FedSoc LiveBlog: The Future of Cost-Benefit Analysis in Environmental Policy

November 12th, 2009

Environmental Law: The Future of Cost-Benefit Analysis in Environmental Policy
Thursday, Nov. 12
2:00 p.m. – 3:30 p.m.
East and State Rooms

Hon. Susan E. Dudley, Director, George Washington University Regulatory Studies Center
Mr. Michael A. Livermore, Executive Director, New York University School of Law Institute for Policy Integrity
Mr. Daryl L. Joseffer, Partner, King & Spalding
Ms. Lisa E. Heinzerling, Senior Policy Counsel, Office of the Administrator, U.S. Environmental Protection Agency
Moderator: Hon. Stephen F. Williams, U.S. Court of Appeals, D.C. Circuit

Note: Ms. Heinzerling is not present.

Hon. Susan E. Dudley, The George Washington University Regulatory Studies Center

CBA is here to stay. President Obama has signaled that it will stay.

The question is not whether but how will it stay?

Statutory constraints and moral and institutional restraints already contribute

CBA is a transparent framework for avoiding that the “squeakiest wheel” wins (ie. lobbyists)

Obama Admin

1 The role of distributional effects has been a part of regulatory impact guidelines and will continue

Not just this generation against next, but the core of what’s best for this generation

2 Not going straight to central control, but nudging people toward making choices

3 We can frame choices to encourage people to do what’s best for them

Problem is: are people rational?

We can know what a person’s utility is if we observe their decisions

We should be cautious about allowing government analysis to decide the cost/benefit analysis for individuals in areas where individuals should be making their own analyses

More, after the jump

Ms. Lisa E. Heinzerling, US Environmental Protection Agency

Could not attend today.

Mr. Daryl L. Joseffer, King & Spalding

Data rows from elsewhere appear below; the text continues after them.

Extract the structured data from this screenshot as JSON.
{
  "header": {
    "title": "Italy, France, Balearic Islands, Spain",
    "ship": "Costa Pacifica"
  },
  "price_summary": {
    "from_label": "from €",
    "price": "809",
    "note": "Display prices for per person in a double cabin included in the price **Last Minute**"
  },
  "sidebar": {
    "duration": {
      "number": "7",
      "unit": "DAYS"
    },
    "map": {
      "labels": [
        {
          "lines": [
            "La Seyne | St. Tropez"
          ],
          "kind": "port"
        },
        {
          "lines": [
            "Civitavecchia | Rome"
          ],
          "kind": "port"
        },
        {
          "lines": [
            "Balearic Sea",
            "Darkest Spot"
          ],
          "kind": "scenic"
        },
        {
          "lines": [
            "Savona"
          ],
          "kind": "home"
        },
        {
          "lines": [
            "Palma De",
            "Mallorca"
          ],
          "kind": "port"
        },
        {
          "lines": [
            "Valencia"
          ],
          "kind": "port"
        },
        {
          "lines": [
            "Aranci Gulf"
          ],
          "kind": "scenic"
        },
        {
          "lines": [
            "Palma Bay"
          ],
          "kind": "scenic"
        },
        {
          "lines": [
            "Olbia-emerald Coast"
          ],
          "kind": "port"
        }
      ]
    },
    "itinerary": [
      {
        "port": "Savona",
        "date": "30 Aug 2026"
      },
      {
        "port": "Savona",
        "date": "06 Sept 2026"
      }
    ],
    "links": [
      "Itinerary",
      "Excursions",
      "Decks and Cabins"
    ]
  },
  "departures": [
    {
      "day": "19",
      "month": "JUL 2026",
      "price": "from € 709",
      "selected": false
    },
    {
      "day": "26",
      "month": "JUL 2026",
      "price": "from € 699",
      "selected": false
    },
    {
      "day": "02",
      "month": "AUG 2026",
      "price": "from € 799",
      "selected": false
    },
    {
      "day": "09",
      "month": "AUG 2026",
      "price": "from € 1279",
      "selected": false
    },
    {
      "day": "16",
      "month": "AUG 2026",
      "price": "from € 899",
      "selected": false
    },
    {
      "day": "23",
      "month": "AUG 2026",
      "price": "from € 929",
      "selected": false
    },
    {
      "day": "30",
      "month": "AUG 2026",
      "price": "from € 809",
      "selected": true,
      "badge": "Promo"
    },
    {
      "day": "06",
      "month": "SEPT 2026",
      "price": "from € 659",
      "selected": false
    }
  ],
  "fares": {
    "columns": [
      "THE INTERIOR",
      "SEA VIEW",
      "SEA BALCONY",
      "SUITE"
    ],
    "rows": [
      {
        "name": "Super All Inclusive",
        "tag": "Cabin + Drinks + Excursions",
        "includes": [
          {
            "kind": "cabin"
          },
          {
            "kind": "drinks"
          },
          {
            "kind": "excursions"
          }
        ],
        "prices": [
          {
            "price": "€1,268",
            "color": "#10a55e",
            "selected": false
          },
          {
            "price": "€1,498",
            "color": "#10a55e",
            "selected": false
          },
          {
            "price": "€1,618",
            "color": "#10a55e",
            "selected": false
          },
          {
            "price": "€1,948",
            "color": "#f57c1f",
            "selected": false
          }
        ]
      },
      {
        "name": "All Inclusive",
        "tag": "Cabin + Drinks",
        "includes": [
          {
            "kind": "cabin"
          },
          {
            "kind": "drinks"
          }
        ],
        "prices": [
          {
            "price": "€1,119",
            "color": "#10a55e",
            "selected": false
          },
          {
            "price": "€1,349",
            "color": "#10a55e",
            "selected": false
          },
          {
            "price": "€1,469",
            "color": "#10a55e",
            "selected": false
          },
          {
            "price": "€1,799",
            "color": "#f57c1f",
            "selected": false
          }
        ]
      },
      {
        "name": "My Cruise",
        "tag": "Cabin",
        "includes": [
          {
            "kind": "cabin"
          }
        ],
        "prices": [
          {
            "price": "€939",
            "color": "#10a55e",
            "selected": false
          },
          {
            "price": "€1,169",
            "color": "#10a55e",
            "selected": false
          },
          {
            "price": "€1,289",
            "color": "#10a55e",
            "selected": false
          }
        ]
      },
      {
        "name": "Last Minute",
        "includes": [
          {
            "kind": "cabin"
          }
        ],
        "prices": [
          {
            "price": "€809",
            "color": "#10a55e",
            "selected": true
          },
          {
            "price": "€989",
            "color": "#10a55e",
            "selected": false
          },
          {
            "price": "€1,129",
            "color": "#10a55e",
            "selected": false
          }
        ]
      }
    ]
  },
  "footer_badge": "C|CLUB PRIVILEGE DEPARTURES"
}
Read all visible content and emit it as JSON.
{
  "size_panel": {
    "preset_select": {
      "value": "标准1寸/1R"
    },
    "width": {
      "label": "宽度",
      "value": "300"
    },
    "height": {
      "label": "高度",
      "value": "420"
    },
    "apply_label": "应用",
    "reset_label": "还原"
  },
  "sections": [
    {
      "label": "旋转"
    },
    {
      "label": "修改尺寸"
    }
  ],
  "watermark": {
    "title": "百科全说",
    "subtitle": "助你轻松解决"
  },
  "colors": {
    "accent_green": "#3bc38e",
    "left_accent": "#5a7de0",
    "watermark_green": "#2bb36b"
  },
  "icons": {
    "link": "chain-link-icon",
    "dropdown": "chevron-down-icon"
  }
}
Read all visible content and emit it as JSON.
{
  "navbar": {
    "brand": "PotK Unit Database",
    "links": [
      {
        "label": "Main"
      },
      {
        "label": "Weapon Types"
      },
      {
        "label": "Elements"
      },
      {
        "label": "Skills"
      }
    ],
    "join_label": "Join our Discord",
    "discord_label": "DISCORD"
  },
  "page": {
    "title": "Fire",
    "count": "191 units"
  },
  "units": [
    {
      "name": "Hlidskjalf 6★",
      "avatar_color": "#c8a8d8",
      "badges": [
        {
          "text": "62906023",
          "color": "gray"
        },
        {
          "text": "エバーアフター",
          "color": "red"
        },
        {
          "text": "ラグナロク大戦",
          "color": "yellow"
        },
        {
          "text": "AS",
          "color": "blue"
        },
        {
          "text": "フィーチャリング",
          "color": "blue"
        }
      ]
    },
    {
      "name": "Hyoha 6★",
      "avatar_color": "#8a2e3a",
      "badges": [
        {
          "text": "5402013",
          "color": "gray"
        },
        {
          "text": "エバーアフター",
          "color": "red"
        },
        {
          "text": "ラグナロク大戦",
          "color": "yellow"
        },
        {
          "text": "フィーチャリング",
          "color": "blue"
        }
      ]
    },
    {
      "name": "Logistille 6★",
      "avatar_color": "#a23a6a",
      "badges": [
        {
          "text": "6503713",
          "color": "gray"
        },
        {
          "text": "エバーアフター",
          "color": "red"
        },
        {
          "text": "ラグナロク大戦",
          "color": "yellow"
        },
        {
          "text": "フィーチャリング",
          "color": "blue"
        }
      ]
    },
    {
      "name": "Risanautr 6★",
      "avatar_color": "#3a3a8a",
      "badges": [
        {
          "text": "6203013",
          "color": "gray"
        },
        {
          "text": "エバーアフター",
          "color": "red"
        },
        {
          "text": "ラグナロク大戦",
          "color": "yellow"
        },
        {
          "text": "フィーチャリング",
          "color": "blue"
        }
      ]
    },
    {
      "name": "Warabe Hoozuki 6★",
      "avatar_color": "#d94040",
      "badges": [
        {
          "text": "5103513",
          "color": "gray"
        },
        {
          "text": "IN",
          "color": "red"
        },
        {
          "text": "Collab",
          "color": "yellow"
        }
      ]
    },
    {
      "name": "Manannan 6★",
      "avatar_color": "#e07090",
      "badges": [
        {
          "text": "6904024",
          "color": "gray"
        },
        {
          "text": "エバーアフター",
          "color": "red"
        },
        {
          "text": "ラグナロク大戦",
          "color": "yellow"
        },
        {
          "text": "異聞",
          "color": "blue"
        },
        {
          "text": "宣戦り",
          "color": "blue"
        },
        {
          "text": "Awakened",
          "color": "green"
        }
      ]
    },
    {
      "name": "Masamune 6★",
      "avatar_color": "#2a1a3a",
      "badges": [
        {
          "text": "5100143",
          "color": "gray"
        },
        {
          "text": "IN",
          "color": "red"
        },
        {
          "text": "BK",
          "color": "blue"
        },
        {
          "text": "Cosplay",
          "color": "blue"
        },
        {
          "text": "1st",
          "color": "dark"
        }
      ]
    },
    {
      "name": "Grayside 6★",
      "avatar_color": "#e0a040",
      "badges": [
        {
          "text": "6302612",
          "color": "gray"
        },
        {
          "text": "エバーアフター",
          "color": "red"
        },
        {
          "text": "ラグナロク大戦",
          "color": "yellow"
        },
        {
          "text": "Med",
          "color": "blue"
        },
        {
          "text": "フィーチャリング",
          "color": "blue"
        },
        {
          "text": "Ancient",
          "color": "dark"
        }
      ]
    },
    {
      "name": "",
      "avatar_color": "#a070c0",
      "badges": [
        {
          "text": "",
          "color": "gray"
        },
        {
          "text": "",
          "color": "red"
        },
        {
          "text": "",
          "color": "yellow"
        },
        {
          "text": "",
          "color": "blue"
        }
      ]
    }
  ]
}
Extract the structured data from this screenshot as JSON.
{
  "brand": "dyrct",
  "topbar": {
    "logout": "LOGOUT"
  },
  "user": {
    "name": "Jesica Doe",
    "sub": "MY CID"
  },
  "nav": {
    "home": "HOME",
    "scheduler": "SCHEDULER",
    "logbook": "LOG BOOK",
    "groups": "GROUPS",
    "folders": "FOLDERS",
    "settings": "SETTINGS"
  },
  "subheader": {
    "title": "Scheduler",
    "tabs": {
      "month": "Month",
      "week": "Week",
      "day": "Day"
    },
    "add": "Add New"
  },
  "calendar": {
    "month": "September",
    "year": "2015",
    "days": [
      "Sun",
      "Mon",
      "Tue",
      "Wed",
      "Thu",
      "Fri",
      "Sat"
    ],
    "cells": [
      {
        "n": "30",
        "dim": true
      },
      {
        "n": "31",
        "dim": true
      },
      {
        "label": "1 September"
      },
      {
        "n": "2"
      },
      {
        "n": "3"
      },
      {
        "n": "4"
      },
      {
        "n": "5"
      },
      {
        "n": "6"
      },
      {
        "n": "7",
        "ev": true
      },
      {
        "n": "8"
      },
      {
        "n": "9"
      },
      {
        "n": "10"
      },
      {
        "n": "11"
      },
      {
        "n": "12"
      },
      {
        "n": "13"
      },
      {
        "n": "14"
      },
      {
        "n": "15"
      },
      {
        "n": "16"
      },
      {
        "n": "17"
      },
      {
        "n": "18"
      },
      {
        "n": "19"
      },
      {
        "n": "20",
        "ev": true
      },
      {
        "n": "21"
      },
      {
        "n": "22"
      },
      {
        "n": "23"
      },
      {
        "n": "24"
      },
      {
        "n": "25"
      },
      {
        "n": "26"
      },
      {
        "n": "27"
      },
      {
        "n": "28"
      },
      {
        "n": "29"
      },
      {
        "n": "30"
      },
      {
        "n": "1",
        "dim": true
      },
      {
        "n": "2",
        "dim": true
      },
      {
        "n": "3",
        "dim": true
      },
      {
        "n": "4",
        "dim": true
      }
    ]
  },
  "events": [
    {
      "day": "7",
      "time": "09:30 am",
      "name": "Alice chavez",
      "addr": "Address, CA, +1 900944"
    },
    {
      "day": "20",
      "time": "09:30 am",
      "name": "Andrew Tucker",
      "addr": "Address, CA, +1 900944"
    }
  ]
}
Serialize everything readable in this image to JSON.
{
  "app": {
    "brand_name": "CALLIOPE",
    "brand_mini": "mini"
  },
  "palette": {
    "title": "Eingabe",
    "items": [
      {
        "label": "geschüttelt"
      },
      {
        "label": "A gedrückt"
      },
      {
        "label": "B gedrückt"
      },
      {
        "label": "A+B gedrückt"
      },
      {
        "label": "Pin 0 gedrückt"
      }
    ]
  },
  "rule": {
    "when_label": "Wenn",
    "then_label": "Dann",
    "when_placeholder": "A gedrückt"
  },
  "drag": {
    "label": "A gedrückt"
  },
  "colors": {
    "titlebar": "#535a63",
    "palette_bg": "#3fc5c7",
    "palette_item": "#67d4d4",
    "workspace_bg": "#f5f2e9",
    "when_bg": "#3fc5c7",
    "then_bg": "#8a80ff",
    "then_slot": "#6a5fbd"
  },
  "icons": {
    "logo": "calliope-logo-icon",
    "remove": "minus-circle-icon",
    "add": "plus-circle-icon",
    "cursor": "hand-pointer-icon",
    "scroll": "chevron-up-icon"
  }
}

Cost-benefit analysis is just a matter of figuring out whether the benefits exceed the harms

For example, the higher costs of a better smoke detector

Legal landscape of CBA

-Congress tells an agency to do a CBA

-Congress tells an agency not to do a CBA (it has done that itself)

-More commonly, Congress will suggest a more flexible standard

Supreme Court decisions previously held that agencies were limited to the legislative language specifically

Riverkeep decision means that going forward agencies have freedom to do or not do one, but must provide defense if they choose not to use CBA

Mr. Michael A. Livermore, New York University School of Law Institute for Policy Integrity

There are several areas where CBA is likely to evolve

-Distributional effects of regulation, analyzing who’s winning and losing, not just looking at macro-effects

-Very difficult analytic task to look at who’s being affected, but manageable and will see growth

We will also likely see growth in behavioral economics, especially in the wake of the market meltdown

Perception of risk by individuals often differs from the attitudes of experts in fields

(Ex. Nuclear power—looking at expert counsel would suggest fewer regulations, but greenhouse gas emissions—expert counsel would suggest increased regulation)

There is a broad consensus that it’s a good idea to evaluate regulations

-In US, almost all analysis takes place before regulation, but growing support for retrospective analysis

CBA is not going anywhere, but there are lots of areas in which it will probably change in interesting ways

The Obama Admin will look to make an imprint in the process of regulatory

Pics after the jump